▶ THE PROBLEM
Only lines holding the word "Reports" should be copied from the material.

━━━━━━━━━━

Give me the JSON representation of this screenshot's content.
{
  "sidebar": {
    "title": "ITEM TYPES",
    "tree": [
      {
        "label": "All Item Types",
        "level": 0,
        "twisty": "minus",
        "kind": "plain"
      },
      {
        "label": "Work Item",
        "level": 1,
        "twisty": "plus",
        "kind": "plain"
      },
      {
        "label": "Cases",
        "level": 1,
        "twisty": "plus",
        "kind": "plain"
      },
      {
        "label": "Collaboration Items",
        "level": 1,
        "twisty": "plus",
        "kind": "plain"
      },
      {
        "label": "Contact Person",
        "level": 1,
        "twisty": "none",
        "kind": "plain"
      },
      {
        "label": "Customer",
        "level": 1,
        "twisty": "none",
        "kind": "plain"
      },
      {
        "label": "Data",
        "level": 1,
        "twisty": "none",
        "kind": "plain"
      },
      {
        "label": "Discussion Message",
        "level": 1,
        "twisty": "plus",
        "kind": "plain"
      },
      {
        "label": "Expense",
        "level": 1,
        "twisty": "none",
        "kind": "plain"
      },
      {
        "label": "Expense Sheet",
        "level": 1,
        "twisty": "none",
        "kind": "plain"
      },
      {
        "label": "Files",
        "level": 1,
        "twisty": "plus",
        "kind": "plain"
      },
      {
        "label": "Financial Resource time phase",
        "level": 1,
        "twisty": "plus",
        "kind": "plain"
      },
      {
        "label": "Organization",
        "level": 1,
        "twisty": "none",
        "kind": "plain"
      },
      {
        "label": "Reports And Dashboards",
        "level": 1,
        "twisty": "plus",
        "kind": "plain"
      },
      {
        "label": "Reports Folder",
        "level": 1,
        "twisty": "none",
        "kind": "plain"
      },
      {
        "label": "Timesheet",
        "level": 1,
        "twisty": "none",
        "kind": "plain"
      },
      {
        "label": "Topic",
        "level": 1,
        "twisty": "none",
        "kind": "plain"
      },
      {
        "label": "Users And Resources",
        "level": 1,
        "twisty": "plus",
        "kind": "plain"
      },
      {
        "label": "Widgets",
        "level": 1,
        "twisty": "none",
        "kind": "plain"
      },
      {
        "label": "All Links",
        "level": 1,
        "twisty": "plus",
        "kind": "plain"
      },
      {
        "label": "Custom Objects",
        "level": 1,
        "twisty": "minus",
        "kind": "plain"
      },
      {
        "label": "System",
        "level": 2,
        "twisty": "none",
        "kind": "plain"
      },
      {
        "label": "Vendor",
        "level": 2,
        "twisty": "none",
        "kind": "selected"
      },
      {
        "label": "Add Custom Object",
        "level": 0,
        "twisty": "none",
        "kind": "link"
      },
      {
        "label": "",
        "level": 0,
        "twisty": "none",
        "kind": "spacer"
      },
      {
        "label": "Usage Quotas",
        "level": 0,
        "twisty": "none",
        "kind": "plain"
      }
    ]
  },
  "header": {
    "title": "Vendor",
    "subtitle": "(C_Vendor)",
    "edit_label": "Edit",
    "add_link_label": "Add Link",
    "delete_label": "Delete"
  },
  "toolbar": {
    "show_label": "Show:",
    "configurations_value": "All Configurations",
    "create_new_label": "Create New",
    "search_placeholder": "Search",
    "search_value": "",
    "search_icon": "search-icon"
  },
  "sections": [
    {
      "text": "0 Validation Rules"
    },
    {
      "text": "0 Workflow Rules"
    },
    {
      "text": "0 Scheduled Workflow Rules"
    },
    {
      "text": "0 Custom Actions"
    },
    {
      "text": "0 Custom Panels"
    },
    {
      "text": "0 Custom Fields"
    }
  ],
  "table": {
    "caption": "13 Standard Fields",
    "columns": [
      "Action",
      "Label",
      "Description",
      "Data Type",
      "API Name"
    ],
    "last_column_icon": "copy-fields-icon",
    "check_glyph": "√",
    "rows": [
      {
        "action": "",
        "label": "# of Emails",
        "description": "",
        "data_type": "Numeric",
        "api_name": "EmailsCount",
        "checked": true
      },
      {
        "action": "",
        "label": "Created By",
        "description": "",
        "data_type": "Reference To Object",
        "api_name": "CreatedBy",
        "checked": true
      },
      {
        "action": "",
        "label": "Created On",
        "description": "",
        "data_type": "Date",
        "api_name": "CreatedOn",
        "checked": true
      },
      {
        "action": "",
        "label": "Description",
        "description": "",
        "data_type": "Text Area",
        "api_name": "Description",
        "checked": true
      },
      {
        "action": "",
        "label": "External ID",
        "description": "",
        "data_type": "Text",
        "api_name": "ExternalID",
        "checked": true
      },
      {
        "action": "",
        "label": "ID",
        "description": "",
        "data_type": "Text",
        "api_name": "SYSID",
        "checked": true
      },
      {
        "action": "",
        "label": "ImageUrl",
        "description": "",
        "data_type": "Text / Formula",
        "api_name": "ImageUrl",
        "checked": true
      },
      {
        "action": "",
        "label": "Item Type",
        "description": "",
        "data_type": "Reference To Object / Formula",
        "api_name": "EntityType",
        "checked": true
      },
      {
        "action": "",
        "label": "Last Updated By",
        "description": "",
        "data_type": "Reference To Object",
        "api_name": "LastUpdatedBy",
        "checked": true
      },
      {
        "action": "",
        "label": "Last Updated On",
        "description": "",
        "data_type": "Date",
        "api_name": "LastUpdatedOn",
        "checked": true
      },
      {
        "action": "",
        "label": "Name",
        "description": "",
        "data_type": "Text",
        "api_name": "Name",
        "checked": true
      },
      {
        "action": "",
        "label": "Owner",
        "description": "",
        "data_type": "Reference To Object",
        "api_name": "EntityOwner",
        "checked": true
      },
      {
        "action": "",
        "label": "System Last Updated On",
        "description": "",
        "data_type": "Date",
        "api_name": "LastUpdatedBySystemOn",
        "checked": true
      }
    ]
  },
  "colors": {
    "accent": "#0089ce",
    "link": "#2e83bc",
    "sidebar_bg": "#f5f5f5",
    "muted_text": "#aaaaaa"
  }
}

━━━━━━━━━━

▶ EXPECTED ANSWER
        "label": "Reports And Dashboards",
        "label": "Reports Folder",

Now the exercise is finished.